I hate waiting for doctors. You've got an appointment at 4pm, you arrive a few minutes early, and you're kept waiting for an hour and a half. That's what happened to me recently when I had to see an orthopaedic surgeon, and he became literally enraged when I expressed my irritation at waiting. How dare I criticize his performance of a service I'm paying for? I made a single, not particularly aggressive comment, and he ended up throwing me out of his office. What gives? Well, it's not that hard to explain from an economic standpoint.
Unlike many other more customer friendly businesses, a doctor's income is limited by the number of patients he can see. A widget-maker or a widget-seller can always sell 10% more widgets, so he has to keep his customers happy. His income depends on how many widgets he can sell, and he has an unlimited supply of them. Each disgruntled customer is money out of his pocket, so he wants to keep them all happy.
Doctors, however, seem to have an easy time filling their appointment book; there's a limited amount of time in the day, and as long as it's filled doctors have no incentive to keep their customers happy. (Plus, many doctors are extremely arrogant.) Any patient who resents the poor customer service and leaves can be replaced with another, and as long as the doctor's time is maxed-out it doesn't matter how angry people get.
Taking a more macro view, much of the problem can be laid at the feet of government regulation. The situation I just described persists because the government regulates the medical industry and makes it extremely hard for people to practice medicine. Think about it: does it really take a doctor to diagnose an ear infection or to set a broken bone? No! A nurse or an EMT could do the same job far more cheaply and with far less training. Doctors can treat their customers poorly because they have a government-enforced monopoly on their profession, and the medical schools, the American Medical Association, and the various state and federal governments all collude to continually raise barriers to entry.
What's more, this government-medical collusion increases prices for everyone. A wealthy person who can afford to pay the fees may very well prefer to see an MD for an ear infection -- and he'll probably get superior care -- but why should a poor person be forced by the government to engage such an expensive professional simply to get a prescription for amoxicillin? Yes, sometimes the ear infection will be something more serious that only a MD could diagnose, but most of the time it won't be and the money used to pay the MD will be wasted. Shouldn't the customer get to make that decision, instead of the government?
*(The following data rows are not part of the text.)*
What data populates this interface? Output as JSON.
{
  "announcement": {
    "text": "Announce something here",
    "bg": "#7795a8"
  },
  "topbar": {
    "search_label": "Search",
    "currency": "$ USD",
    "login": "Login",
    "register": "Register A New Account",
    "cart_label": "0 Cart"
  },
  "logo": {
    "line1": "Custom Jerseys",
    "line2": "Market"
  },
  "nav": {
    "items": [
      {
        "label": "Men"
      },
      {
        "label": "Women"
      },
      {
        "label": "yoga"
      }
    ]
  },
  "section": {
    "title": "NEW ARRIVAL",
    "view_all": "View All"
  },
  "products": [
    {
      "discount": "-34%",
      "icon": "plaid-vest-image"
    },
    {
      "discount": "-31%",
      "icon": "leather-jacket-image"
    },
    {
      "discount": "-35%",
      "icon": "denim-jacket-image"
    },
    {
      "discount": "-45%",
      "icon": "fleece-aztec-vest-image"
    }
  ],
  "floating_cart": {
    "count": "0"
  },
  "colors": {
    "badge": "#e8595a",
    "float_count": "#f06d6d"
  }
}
So if you want to improve service and reduce costs in the medical industry the solution is simple: reduce government regulation and let the free market sort things out.